• PROBLEM REQUIREMENTS: For the data below, the lines that hold "COMPESA" should be counted; only the resulting number is expected.

......

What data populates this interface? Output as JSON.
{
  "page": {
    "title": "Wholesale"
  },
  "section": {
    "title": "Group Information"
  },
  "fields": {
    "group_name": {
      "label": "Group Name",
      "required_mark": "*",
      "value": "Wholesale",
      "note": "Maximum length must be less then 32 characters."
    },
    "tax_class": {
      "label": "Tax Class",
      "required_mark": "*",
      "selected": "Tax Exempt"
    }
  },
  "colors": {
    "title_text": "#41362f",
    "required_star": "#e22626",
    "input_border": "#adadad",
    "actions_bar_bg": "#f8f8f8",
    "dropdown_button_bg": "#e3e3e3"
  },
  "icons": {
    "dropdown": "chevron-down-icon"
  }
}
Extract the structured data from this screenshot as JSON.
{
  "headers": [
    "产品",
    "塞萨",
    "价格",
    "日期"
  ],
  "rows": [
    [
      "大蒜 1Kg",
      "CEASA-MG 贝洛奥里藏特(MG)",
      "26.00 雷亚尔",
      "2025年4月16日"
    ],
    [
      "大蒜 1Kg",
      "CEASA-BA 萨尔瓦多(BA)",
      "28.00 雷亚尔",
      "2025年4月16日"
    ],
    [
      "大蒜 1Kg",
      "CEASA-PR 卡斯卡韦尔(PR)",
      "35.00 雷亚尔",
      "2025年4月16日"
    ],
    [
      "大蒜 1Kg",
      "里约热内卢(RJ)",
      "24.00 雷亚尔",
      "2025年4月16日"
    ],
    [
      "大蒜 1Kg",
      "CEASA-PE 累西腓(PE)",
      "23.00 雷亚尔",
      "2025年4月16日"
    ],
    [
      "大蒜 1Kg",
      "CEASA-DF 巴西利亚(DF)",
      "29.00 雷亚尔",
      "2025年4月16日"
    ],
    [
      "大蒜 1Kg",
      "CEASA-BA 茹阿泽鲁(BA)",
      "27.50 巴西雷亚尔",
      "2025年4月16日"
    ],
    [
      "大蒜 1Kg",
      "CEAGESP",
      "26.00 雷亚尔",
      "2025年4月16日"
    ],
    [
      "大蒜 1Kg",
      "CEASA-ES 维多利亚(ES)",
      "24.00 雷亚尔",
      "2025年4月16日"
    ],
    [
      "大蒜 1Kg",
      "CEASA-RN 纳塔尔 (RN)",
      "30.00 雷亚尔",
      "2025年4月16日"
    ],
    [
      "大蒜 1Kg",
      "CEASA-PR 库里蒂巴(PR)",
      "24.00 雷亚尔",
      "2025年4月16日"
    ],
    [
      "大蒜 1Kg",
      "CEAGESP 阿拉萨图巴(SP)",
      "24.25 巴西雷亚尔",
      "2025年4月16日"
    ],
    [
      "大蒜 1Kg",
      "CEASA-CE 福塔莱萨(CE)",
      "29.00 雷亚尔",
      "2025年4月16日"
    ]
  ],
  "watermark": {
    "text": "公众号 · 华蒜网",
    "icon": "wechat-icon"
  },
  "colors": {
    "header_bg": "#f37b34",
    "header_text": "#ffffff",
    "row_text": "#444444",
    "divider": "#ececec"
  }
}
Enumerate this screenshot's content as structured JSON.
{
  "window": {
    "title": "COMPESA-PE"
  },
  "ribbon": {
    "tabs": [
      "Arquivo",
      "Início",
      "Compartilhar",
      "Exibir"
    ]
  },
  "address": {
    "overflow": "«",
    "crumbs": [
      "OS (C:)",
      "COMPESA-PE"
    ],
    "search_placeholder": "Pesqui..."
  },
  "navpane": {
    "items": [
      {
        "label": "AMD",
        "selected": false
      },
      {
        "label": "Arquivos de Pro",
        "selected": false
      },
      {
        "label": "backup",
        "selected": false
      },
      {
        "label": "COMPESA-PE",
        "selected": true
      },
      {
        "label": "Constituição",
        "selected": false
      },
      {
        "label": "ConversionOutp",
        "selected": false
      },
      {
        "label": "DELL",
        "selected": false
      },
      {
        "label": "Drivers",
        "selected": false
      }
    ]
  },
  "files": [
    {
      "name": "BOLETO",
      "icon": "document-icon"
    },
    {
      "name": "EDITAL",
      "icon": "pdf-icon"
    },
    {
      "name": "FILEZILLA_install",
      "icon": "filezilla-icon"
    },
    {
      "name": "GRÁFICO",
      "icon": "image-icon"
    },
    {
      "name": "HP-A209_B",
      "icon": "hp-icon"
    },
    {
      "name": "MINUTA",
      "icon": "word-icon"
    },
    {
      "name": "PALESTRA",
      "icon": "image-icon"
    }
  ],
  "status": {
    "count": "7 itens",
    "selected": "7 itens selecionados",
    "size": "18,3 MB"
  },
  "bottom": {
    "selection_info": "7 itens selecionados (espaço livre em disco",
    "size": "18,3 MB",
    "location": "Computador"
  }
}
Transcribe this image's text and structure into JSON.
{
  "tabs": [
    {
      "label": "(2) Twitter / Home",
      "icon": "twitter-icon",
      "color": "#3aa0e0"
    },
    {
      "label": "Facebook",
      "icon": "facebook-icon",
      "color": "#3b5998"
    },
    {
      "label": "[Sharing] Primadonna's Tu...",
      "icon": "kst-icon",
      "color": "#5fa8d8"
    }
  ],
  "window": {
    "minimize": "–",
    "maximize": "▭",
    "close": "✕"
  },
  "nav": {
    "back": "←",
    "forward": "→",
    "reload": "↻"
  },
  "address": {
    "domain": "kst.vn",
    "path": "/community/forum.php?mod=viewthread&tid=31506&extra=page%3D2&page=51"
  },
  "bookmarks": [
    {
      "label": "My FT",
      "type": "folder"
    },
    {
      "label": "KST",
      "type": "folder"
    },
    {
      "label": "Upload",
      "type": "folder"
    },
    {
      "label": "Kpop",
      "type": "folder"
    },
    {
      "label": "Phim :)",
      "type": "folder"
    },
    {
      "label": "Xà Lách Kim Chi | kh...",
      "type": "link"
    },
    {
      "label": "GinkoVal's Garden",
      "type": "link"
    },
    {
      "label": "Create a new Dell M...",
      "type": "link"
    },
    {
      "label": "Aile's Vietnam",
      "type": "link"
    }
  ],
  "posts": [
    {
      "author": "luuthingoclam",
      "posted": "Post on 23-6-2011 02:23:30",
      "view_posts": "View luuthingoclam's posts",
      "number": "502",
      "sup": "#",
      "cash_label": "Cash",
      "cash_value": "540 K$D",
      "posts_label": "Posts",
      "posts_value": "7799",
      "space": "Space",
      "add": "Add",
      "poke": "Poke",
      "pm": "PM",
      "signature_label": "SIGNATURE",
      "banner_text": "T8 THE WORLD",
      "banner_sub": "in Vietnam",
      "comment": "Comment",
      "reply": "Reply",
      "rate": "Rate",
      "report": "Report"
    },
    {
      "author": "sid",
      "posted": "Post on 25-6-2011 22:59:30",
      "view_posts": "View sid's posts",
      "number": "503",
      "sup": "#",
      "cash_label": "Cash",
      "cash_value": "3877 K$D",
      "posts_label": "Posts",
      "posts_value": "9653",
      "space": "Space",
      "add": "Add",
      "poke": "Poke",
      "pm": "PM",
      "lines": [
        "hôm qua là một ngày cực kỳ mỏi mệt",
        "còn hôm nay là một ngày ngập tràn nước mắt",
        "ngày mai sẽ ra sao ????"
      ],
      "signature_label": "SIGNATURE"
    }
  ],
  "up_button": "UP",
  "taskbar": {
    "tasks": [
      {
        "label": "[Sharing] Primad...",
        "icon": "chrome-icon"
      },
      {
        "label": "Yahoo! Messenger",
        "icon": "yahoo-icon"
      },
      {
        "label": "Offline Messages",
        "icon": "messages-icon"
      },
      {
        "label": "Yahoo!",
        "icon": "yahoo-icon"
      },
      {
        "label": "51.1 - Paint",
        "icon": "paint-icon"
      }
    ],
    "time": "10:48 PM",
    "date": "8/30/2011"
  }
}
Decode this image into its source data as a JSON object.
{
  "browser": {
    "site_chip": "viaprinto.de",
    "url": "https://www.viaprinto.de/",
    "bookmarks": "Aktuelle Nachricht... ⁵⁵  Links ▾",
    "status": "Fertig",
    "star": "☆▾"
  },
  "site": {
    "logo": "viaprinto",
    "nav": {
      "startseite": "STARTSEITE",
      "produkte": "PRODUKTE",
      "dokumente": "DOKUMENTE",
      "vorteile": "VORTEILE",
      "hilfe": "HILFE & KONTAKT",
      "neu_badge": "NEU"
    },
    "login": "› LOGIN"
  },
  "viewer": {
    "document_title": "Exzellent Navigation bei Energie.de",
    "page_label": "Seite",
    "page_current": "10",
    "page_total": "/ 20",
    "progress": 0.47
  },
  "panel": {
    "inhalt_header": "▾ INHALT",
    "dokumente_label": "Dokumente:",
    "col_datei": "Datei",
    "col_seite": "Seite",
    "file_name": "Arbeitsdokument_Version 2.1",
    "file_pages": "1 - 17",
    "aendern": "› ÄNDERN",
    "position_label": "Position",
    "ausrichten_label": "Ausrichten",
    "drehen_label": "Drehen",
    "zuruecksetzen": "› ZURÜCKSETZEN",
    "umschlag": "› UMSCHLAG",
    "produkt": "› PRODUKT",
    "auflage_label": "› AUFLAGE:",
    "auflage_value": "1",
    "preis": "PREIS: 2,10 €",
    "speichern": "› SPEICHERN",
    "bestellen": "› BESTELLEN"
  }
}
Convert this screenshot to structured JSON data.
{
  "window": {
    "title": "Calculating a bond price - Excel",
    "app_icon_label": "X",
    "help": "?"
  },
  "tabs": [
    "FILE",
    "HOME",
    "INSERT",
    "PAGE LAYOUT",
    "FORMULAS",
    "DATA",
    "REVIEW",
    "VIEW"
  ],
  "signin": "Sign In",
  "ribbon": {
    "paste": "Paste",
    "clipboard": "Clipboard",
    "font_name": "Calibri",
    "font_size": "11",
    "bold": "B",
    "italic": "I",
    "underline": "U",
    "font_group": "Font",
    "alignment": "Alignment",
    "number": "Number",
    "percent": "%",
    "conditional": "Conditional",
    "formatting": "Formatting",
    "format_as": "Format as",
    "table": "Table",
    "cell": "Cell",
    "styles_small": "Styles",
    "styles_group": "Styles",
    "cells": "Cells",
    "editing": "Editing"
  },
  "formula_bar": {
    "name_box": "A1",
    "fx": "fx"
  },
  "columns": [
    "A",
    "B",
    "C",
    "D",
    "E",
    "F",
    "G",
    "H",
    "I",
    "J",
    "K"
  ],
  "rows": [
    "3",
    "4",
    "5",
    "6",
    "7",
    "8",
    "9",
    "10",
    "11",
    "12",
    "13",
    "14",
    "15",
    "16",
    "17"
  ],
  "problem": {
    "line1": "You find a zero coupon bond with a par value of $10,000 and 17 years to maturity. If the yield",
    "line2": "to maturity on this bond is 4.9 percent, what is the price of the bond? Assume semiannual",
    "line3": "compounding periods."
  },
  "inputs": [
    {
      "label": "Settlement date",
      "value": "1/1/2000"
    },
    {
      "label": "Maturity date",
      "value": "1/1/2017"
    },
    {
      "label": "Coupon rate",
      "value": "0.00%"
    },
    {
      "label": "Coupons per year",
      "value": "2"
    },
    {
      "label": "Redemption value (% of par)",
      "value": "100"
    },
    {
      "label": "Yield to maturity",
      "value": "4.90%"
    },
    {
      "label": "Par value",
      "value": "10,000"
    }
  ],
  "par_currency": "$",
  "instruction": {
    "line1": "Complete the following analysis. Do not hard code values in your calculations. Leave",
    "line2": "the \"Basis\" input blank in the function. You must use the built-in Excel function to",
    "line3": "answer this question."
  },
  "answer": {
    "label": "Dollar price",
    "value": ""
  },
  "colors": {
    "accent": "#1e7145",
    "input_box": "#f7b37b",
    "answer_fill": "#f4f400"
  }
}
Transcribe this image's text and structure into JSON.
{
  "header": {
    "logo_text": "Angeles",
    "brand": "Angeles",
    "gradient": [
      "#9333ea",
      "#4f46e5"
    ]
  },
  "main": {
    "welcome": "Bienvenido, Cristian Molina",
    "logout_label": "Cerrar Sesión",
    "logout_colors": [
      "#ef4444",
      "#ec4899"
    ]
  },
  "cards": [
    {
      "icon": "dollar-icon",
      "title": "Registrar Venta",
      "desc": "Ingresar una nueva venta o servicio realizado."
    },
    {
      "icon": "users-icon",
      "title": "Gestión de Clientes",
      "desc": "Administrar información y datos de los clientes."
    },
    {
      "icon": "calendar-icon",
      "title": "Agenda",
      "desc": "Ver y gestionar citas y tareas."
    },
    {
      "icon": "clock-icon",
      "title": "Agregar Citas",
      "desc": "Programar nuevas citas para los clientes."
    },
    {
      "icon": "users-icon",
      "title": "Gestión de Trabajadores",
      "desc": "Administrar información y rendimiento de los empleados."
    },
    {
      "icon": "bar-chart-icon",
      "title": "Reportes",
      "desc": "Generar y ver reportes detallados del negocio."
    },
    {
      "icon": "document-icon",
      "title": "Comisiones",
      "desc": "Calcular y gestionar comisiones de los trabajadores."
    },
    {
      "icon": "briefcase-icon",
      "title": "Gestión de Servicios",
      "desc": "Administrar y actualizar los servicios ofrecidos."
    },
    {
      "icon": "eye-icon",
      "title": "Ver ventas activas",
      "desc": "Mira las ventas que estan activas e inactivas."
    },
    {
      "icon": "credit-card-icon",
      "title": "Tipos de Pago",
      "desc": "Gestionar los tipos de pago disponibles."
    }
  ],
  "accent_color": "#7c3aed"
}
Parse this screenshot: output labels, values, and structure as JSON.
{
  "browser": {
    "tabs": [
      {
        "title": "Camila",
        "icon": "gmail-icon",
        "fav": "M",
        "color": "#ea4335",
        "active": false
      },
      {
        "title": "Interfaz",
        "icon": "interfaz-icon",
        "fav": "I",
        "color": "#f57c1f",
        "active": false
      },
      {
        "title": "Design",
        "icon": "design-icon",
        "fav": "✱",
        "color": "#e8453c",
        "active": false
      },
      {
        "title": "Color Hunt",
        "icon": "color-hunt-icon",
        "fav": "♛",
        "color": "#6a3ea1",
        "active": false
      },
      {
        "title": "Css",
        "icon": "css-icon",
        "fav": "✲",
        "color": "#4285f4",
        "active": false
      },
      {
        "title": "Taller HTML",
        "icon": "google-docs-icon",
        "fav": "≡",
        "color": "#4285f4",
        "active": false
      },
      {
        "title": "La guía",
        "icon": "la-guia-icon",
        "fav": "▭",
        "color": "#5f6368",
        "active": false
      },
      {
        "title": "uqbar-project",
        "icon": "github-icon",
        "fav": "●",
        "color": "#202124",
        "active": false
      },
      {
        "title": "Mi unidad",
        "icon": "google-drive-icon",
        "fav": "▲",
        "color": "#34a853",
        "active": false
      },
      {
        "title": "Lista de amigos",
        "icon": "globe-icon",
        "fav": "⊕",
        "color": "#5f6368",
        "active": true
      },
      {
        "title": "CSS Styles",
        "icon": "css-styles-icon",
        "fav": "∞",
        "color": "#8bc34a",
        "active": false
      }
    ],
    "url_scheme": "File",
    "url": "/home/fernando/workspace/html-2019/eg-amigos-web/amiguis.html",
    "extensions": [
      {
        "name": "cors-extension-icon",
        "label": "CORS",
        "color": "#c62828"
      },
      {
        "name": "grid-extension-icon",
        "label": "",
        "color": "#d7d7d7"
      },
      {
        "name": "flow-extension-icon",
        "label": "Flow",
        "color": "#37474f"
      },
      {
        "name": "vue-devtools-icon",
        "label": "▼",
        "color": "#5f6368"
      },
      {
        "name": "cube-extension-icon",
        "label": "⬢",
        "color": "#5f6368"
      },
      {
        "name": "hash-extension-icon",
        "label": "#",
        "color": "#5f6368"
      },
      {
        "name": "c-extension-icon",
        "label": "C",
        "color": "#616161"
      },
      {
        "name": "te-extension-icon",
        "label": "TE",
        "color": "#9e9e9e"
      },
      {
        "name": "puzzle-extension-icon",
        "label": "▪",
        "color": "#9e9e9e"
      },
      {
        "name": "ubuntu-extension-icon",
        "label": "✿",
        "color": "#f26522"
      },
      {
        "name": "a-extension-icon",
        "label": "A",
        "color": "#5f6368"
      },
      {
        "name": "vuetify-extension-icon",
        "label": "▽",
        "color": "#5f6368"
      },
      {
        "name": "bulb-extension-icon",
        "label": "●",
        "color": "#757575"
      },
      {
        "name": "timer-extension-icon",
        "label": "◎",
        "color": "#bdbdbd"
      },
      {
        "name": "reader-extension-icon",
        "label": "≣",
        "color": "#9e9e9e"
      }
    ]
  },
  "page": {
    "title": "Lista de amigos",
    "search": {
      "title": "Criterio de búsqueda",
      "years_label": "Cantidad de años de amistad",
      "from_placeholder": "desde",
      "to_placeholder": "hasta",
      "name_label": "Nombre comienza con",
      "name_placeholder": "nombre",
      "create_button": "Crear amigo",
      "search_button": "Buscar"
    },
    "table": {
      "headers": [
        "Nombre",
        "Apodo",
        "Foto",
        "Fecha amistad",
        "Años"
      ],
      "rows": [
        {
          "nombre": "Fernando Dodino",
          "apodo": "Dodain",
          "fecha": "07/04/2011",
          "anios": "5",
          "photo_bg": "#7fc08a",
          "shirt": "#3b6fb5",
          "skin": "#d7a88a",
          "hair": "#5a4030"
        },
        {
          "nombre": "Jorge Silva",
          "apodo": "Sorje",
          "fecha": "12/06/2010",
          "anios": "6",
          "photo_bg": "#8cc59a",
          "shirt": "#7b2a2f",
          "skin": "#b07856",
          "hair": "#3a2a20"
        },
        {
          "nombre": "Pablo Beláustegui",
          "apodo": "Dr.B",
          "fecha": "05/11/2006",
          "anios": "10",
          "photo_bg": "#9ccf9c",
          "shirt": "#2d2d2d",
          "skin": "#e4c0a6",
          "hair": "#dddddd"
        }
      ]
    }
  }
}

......

• EXPECTED ANSWER: 3